**Exercise instructions**
Identify each line below containing the string "coopération" and copy it.

Items listed in a dataset:
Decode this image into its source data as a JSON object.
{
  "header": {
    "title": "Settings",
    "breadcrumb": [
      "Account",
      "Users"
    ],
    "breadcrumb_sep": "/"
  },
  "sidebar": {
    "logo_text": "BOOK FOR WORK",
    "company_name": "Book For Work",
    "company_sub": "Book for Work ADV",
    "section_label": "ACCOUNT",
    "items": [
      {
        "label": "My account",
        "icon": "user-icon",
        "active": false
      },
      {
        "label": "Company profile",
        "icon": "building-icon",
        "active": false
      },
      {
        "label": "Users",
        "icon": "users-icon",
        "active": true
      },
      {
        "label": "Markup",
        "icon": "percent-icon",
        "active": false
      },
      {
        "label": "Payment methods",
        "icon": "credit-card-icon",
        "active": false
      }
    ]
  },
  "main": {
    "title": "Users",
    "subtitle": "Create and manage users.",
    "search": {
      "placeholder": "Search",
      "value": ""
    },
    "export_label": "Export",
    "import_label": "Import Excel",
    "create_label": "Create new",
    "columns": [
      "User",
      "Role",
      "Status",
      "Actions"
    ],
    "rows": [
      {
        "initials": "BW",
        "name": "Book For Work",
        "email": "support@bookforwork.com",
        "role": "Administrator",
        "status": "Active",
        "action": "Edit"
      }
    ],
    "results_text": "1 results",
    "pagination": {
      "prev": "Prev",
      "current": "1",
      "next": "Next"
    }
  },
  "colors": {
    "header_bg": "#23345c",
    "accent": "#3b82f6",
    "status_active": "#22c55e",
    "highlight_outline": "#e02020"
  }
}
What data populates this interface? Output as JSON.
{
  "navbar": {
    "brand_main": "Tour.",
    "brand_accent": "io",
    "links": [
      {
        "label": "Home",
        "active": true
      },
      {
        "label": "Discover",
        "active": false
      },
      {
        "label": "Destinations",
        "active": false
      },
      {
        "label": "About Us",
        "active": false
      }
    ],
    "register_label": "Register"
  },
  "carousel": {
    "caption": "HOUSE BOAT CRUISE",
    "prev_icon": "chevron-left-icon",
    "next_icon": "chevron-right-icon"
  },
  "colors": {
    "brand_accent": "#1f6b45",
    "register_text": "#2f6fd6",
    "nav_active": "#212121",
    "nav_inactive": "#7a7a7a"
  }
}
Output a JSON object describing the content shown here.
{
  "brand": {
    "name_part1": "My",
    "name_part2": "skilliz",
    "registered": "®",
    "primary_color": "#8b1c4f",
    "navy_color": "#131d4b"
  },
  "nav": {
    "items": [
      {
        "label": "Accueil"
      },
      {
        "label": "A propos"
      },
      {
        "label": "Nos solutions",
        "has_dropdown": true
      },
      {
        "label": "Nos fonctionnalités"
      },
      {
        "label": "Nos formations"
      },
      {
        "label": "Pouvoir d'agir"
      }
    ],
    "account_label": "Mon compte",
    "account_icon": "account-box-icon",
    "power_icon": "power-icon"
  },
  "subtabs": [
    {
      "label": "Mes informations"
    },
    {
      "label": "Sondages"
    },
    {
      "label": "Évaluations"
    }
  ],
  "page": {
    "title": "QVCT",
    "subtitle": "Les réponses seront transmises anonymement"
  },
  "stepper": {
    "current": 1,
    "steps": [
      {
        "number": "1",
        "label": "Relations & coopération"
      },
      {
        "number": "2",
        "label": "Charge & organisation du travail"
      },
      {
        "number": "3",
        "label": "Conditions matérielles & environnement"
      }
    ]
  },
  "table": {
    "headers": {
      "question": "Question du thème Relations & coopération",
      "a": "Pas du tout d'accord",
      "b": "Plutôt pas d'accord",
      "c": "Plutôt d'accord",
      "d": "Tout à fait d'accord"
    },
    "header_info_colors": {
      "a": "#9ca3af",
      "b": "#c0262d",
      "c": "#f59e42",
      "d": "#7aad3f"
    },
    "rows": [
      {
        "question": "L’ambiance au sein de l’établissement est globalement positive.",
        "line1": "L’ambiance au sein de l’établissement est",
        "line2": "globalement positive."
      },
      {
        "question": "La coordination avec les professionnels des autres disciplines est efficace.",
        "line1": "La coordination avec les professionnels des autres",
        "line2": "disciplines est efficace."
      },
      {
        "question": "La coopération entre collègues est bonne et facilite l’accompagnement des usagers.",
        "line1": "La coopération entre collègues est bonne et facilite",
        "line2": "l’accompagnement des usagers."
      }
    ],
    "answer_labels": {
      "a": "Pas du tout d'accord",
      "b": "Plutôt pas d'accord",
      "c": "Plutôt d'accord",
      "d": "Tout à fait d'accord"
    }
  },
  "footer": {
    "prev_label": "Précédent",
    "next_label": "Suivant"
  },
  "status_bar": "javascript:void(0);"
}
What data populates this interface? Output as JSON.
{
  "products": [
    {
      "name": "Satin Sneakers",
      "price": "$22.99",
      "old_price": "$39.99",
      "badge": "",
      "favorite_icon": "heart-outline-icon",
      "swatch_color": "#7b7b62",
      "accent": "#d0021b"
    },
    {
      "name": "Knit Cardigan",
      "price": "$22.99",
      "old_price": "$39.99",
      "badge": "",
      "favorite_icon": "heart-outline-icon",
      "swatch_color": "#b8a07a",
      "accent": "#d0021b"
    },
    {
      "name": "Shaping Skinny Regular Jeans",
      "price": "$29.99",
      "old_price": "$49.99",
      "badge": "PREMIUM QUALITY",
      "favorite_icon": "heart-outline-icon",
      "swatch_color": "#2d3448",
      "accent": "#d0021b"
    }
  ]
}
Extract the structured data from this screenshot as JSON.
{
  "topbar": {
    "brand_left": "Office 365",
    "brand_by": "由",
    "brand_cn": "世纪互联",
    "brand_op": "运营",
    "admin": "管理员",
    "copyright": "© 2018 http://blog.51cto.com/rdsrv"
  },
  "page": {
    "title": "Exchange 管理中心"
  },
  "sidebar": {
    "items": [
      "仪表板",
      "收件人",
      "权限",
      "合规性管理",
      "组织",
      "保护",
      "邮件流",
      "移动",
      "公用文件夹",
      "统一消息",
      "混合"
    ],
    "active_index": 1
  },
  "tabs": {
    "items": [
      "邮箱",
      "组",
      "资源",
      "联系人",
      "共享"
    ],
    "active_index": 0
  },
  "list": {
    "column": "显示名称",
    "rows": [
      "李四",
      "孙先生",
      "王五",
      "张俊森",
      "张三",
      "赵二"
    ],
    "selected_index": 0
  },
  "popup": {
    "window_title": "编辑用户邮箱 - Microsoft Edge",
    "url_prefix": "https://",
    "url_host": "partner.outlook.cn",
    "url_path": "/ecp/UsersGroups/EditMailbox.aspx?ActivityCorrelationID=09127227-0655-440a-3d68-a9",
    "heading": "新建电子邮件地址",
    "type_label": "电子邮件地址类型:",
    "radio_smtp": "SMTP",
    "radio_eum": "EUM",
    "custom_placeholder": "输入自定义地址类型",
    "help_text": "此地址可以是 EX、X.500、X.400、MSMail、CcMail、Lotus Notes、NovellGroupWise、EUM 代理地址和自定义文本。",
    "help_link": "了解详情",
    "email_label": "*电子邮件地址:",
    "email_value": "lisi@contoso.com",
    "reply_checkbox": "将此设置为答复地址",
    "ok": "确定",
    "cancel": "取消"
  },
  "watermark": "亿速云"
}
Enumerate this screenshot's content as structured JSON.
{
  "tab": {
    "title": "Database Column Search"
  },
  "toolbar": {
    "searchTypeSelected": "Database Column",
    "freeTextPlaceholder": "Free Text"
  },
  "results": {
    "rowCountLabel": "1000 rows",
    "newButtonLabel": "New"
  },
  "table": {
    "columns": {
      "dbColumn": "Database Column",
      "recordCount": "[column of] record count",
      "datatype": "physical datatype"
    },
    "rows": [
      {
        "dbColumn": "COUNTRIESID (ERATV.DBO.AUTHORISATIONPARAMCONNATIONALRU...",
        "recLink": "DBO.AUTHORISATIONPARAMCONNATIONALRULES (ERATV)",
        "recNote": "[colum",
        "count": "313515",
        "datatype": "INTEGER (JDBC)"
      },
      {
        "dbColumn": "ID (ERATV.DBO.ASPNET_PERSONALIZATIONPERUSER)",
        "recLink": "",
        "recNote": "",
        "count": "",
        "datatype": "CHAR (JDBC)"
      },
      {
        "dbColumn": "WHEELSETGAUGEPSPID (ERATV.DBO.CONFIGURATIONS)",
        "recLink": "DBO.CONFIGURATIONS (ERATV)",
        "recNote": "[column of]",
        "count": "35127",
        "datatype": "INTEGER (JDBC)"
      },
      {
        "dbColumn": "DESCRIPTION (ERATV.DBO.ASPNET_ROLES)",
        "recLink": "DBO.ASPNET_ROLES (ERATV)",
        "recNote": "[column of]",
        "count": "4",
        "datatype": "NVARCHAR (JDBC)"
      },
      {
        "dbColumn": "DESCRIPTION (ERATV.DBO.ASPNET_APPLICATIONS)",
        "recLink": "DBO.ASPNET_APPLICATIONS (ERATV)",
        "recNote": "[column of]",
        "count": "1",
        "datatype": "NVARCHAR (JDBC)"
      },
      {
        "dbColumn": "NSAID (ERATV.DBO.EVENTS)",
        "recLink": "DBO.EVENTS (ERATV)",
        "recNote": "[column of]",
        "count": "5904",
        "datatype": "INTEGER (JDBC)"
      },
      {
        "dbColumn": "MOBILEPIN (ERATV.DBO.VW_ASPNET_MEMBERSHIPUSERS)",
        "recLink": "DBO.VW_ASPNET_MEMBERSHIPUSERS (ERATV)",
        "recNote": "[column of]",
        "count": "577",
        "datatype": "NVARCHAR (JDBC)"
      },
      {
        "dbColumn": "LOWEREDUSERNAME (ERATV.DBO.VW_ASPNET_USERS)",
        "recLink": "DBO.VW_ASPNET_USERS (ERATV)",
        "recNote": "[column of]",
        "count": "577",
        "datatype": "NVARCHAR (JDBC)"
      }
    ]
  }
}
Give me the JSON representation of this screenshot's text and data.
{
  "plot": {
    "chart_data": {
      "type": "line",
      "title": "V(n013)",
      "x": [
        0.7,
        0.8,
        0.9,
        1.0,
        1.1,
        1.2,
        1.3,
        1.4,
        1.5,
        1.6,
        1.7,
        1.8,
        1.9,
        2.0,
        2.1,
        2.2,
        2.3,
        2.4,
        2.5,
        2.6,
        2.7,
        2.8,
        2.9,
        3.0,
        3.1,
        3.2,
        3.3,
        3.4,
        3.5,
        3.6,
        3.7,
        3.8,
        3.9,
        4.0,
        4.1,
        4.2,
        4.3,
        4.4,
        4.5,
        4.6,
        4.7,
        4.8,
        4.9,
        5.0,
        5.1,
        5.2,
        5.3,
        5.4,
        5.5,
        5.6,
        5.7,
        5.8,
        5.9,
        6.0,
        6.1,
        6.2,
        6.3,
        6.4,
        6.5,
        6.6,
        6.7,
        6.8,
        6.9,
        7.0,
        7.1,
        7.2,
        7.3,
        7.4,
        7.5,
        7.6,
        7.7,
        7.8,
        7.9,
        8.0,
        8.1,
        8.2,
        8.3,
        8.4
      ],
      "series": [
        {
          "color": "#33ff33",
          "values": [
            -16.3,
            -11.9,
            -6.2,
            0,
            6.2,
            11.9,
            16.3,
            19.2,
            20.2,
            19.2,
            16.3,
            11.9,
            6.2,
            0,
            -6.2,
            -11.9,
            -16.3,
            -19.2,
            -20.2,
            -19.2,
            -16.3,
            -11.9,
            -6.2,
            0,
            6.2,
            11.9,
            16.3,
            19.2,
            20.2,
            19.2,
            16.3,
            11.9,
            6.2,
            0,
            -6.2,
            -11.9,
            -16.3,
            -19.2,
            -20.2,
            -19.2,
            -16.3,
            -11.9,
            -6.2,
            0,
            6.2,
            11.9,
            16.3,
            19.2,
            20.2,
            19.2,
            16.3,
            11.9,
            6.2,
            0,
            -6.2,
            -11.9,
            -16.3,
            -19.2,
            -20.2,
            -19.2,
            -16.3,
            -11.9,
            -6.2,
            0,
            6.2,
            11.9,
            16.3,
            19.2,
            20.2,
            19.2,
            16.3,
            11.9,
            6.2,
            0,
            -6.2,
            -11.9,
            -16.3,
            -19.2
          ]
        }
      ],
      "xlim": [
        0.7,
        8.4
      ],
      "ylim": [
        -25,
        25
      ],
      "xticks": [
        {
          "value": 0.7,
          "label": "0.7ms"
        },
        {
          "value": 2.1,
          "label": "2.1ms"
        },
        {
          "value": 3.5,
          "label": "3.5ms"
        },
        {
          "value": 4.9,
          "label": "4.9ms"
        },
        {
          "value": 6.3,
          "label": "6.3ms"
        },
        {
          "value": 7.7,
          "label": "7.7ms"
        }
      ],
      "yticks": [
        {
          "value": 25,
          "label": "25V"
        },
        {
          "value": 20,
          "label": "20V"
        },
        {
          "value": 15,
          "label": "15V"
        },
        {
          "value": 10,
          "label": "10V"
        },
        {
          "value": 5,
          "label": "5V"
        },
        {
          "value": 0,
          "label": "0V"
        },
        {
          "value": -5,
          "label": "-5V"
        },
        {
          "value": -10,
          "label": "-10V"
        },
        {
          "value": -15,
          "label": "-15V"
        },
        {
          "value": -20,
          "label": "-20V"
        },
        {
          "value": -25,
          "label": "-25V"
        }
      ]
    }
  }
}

**Written solution**
        "label": "Relations & coopération"
      "question": "Question du thème Relations & coopération",
        "question": "La coopération entre collègues est bonne et facilite l’accompagnement des usagers.",
        "line1": "La coopération entre collègues est bonne et facilite",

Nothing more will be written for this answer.